The pandemic continues to reshape the supply chain, and recent research shows that one of the biggest changes is in how service providers can work together to tackle last-mile delivery challenges.
The Customized Logistics & Delivery Association (CLDA), which represents final-mile delivery companies, and the Transport Intermediaries Association (TIA), which represents the third-party logistics services (3PL) industry, recently partnered to examine how their members are working together, and where opportunities lie, to combat same-day delivery demands fueled by the “Amazon Effect.” Their report identifies areas where 3PLs and final-mile fleets can and have created new opportunities, including in heavy-goods delivery, healthcare services, and blended warehousing and delivery offerings.
“The final-mile logistics is an important relationship for our members and is a multi-billion-dollar industry that plays an integral role in the supply-chain,” Anne Reinke, TIA’s president and CEO said in a statement. “We brought together the expertise of the two associations’ members as well as industry analysts to highlight that relationship and to pinpoint trends where 3PLs and last-mile delivery providers can join together to compete against Amazon’s market dominance.”
The research—which culminated in a white paper titled The Age of Amazon: Why 3PLs & Last-Mile Delivery Fleets Must Draw Closer—found that Amazon delivers to 72% of its Amazon Prime customers within 24 hours, pushing shippers, logistics companies, and service providers toward next- and same-day delivery. In response, 3PLs and final-mile providers have forged closer connections and created service opportunities in four key areas:
Heavy goods. In response to rising e-commerce activity, the paper identified an opportunity in heavy-goods delivery, especially for “fleets that can meet specialized delivery requirements such as setup and reverse logistics for items such as medical devices, exercise, and home office equipment.”
Medical/healthcare. Increasing demand for medical lab logistics is creating opportunities for those who can accommodate time-sensitive and specialized handling of pharmaceuticals. “Last-mile providers have seen their medical business increase significantly during the Covid-19 pandemic, including work transporting vaccines with hospital networks,” the research found.
Combined services. Freight opportunities in the B2B last-mile sector abound for pallet-sized less-than-truckload (LTL) freight and heavier items that have unique service requirements, including after-hour deliveries to business and residential customers. “These are best met by a combination of 3PL and last-mile providers. Motor carriers and 3PLs are chasing opportunities in the last-mile of this sector to offer blended warehousing and delivery services that smooth order fulfillment for customers that experienced supply chain disruptions from Covid-19,” according to the research.

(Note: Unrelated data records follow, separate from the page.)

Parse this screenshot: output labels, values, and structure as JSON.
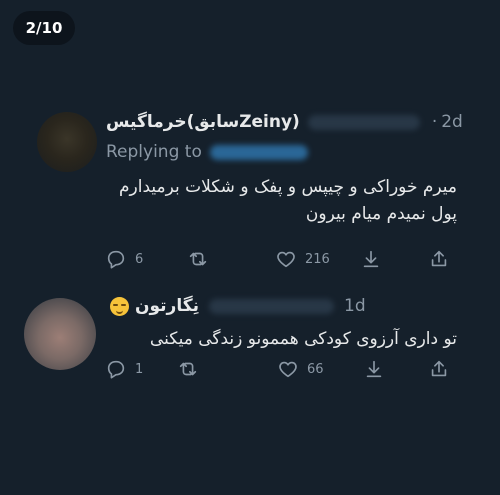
{
  "viewer": {
    "counter": "2/10"
  },
  "tweets": [
    {
      "display_name": "خرماگیس(سابقZeiny)",
      "time": "2d",
      "replying_to": "Replying to",
      "text_lines": [
        "میرم خوراکی و چیپس و پفک و شکلات برمیدارم",
        "پول نمیدم میام بیرون"
      ],
      "counts": {
        "replies": "6",
        "retweets": "",
        "likes": "216"
      }
    },
    {
      "display_name": "نِگارتون",
      "time": "1d",
      "text_lines": [
        "تو داری آرزوی کودکی هممونو زندگی میکنی"
      ],
      "counts": {
        "replies": "1",
        "retweets": "",
        "likes": "66"
      }
    }
  ],
  "icons": [
    "reply-icon",
    "retweet-icon",
    "like-icon",
    "download-icon",
    "share-icon"
  ],
  "colors": {
    "background": "#15202b",
    "text": "#e7e9ea",
    "muted": "#8b98a5",
    "link": "#1d9bf0"
  }
}
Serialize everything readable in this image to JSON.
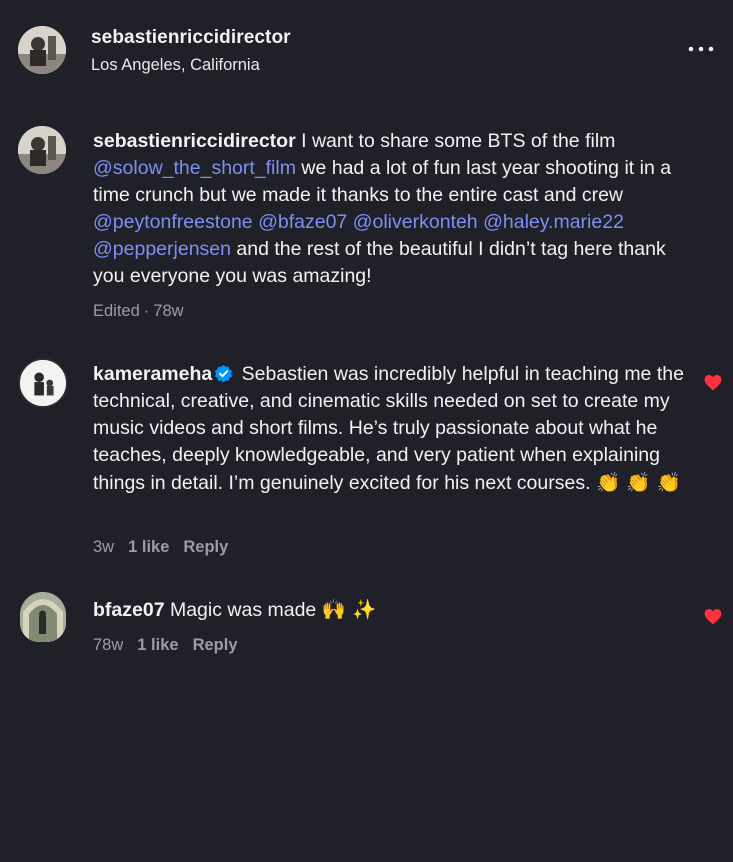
{
  "post_header": {
    "username": "sebastienriccidirector",
    "location": "Los Angeles, California",
    "more_icon": "more-horizontal-icon"
  },
  "caption": {
    "username": "sebastienriccidirector",
    "text_1": " I want to share some BTS of the film ",
    "mention_1": "@solow_the_short_film",
    "text_2": " we had a lot of fun last year shooting it in a time crunch but we made it thanks to the entire cast and crew ",
    "mention_2": "@peytonfreestone",
    "mention_3": "@bfaze07",
    "mention_4": "@oliverkonteh",
    "mention_5": "@haley.marie22",
    "mention_6": "@pepperjensen",
    "text_3": " and the rest of the beautiful I didn’t tag here thank you everyone you was amazing!",
    "edited": "Edited",
    "time": "78w"
  },
  "comments": [
    {
      "username": "kamerameha",
      "verified": true,
      "text": " Sebastien was incredibly helpful in teaching me the technical, creative, and cinematic skills needed on set to create my music videos and short films. He’s truly passionate about what he teaches, deeply knowledgeable, and very patient when explaining things in detail. I’m genuinely excited for his next courses. ",
      "emoji": "👏 👏 👏",
      "time": "3w",
      "likes": "1 like",
      "reply": "Reply",
      "liked": true
    },
    {
      "username": "bfaze07",
      "verified": false,
      "text": " Magic was made ",
      "emoji": "🙌 ✨",
      "time": "78w",
      "likes": "1 like",
      "reply": "Reply",
      "liked": true
    }
  ],
  "colors": {
    "background": "#1f2028",
    "mention": "#7f8ff0",
    "heart": "#ff3040",
    "verified": "#0095f6",
    "meta": "#9c9ca6"
  }
}
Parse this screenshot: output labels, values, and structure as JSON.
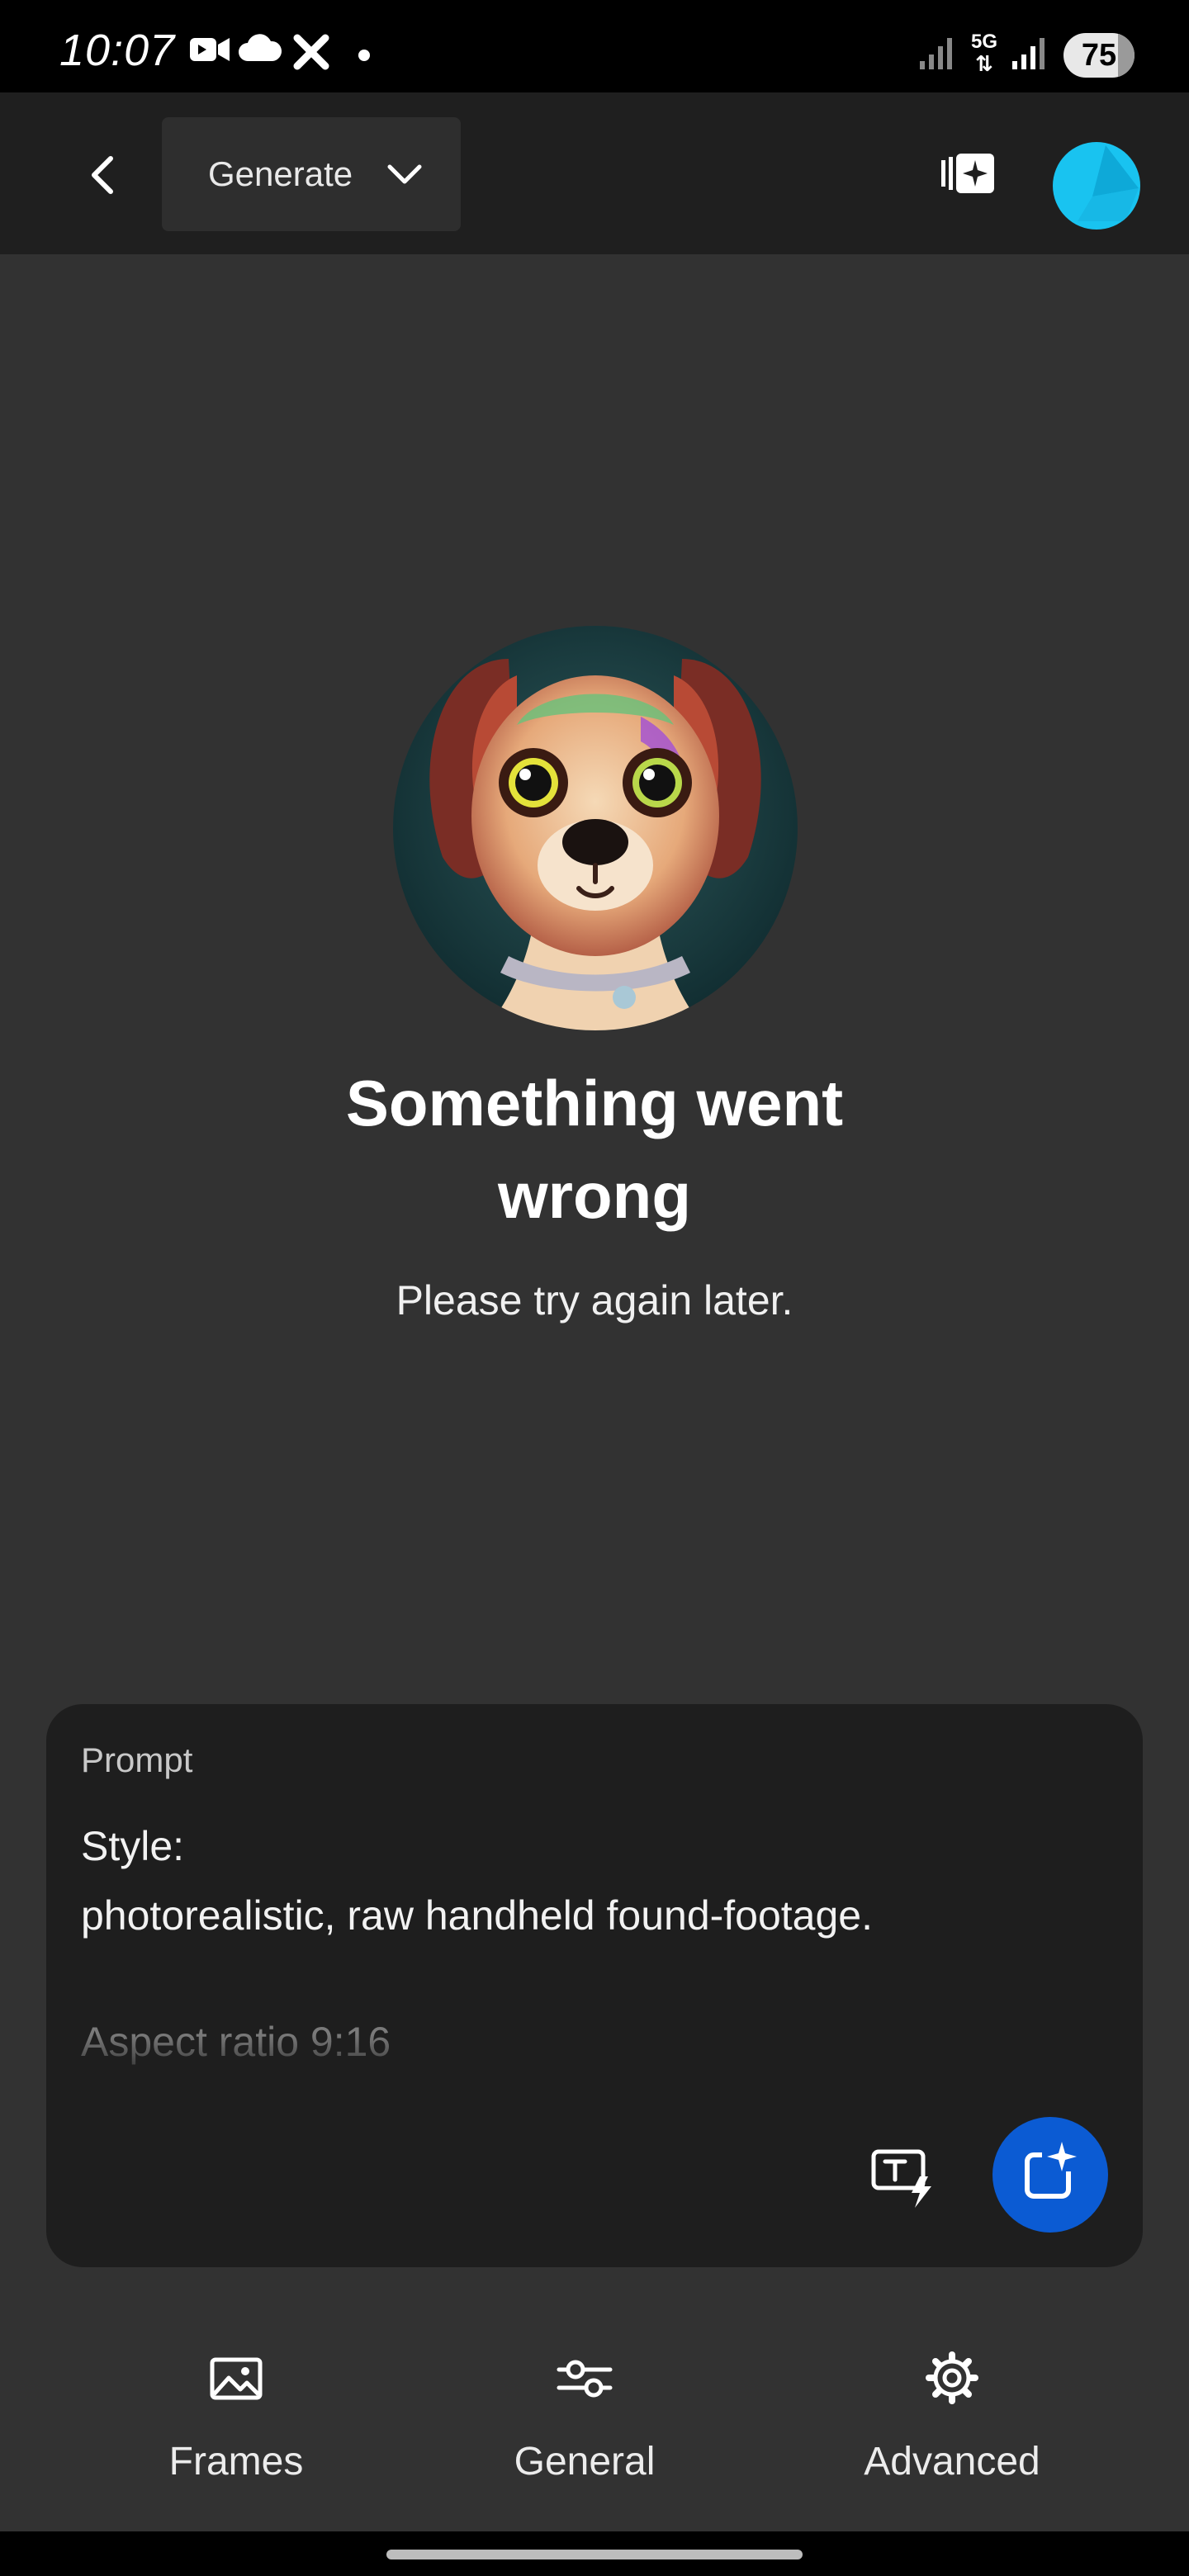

Local delivery. Last-mile fleets that operate facilities near large urban centers, such as New York City, are seeing demand increase from shippers, 3PLs, and motor carriers to utilize their local delivery services, the researchers found. “These customers are dropping off large-volume truckload and LTL shipments at their docks. Last-mile carriers separate volume loads into smaller shipments and make urban deliveries on repeat schedules, such as distributing shipments to retail stores,” they said.